New Criticism: Important Texts Quiz
Q. 1.Who wrote The New Criticism, giving the movement its name?
Monroe C. Beardsley
John Crowe Ransom
Q.2. What do Wimsatt and Beardsley rail against in "The Intentional Fallacy"?
The idea that authors are the ultimate source of meaning.
Reading poems as poems.
Watching movie adaptations of novels.
Q. 3.According to the title of his well-known work, what was William Empson analyzing?
"13 ways of looking at a blackbird."
Seven Types of Ambiguity.
Hundreds of soap operas.
Q. 4.In which work would you learn about "the heresy of paraphrase"?
William Empson's Seven Types of Ambiguity
Cleanth Brooks's The Well Wrought Urn
Yvor Winters's poetry
James Joyce's Ulysses
Q. 5.What major work of New Criticism became a standard textbook?
Understanding Poetry, by Cleanth Brooks and Robert Penn Warren
The New Criticism, by John Crowe Ransom
Miss Emily and the Bibliographer, by Allen Tate
The Intentional Fallacy, by Wimsatt and Beardsley
Q.6. Which critics helped kick start the ideas behind New Criticism?
T.S. Eliot and Ezra Pound
Roland Barthes and Michel Foucault
Raymond Williams and Terry Eagleton
Roger Ebert and Richard Roeper
Q.7. Who coined the term "the heresy of paraphrase," and argued against paraphrasing poems?

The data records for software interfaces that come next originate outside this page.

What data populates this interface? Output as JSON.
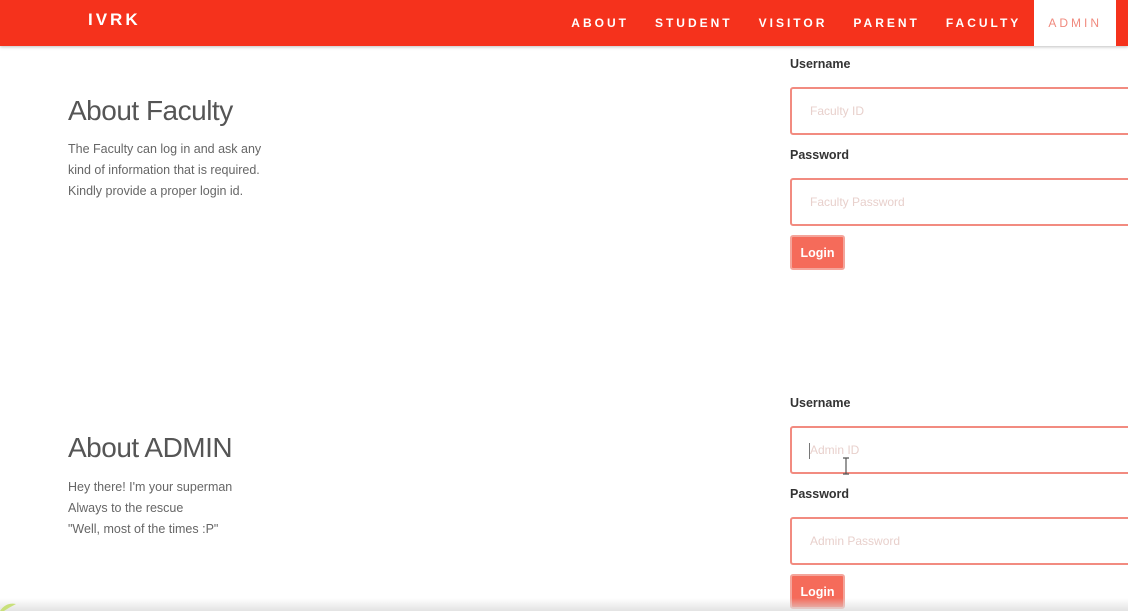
{
  "brand": "IVRK",
  "nav": {
    "items": [
      {
        "label": "ABOUT",
        "active": false
      },
      {
        "label": "STUDENT",
        "active": false
      },
      {
        "label": "VISITOR",
        "active": false
      },
      {
        "label": "PARENT",
        "active": false
      },
      {
        "label": "FACULTY",
        "active": false
      },
      {
        "label": "ADMIN",
        "active": true
      }
    ]
  },
  "faculty": {
    "title": "About Faculty",
    "desc_lines": [
      "The Faculty can log in and ask any",
      "kind of information that is required.",
      "Kindly provide a proper login id."
    ],
    "username_label": "Username",
    "username_placeholder": "Faculty ID",
    "password_label": "Password",
    "password_placeholder": "Faculty Password",
    "login_label": "Login"
  },
  "admin": {
    "title": "About ADMIN",
    "desc_lines": [
      "Hey there! I'm your superman",
      "Always to the rescue",
      "\"Well, most of the times :P\""
    ],
    "username_label": "Username",
    "username_placeholder": "Admin ID",
    "password_label": "Password",
    "password_placeholder": "Admin Password",
    "login_label": "Login"
  },
  "colors": {
    "navbar": "#f5321c",
    "accent": "#f56b5a",
    "input_border": "#f28b80"
  },
  "icons": {
    "cursor": "text-cursor-icon"
  }
}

William K. Wimsatt
Q. 8.What did I.A. Richards do to study how people interpret literature?
Read the classics.
Studied the political and biographical history of all his favorite authors.
Took the names of authors off poems, and asked students to analyze them.
Stood on his head.
Q.9. Which New Critics said "Judging a poem is like judging a pudding or a machine"?
Allen Tate and John Crowe Ransom
William K. Wimsatt and Monroe C. Beardsley
I.A. Richards and William Empson
Marx and Engels
Q. 10.What did many New Critics do, besides closely read poems?
Q. 11.What method is closely associated with New Criticism?
Analyzing how texts reflect their historical moment
Exposing power relations
Q. 12.What were New Critics reacting against?
Feminist readings of texts
Historical and biographical readings of texts
Oprah's book club
Q. 13.Which genre did the New Critics most enjoy analyzing?
Q.14. If you're reading like a New Critic, what sort of things are you looking for?
Ambiguity, tension, irony, paradox, technique, form.
Clues to the author's love life, dreams, and relationship to his/her parents.
Hints about the author's politics.
Evidence for what life was like back in the day.
Q. 15.What essay title sounds most like a New Critic writing?
"Love in the Elizabethan Court: Poetic Clues to the Queen's Preferences"
"How Victorian Readers Responded to Marriage Plots"
"Ambiguity and Irony in William Carlos Williams's Poetry"
"Sewers and Dumpsters: Modern Waste Collection"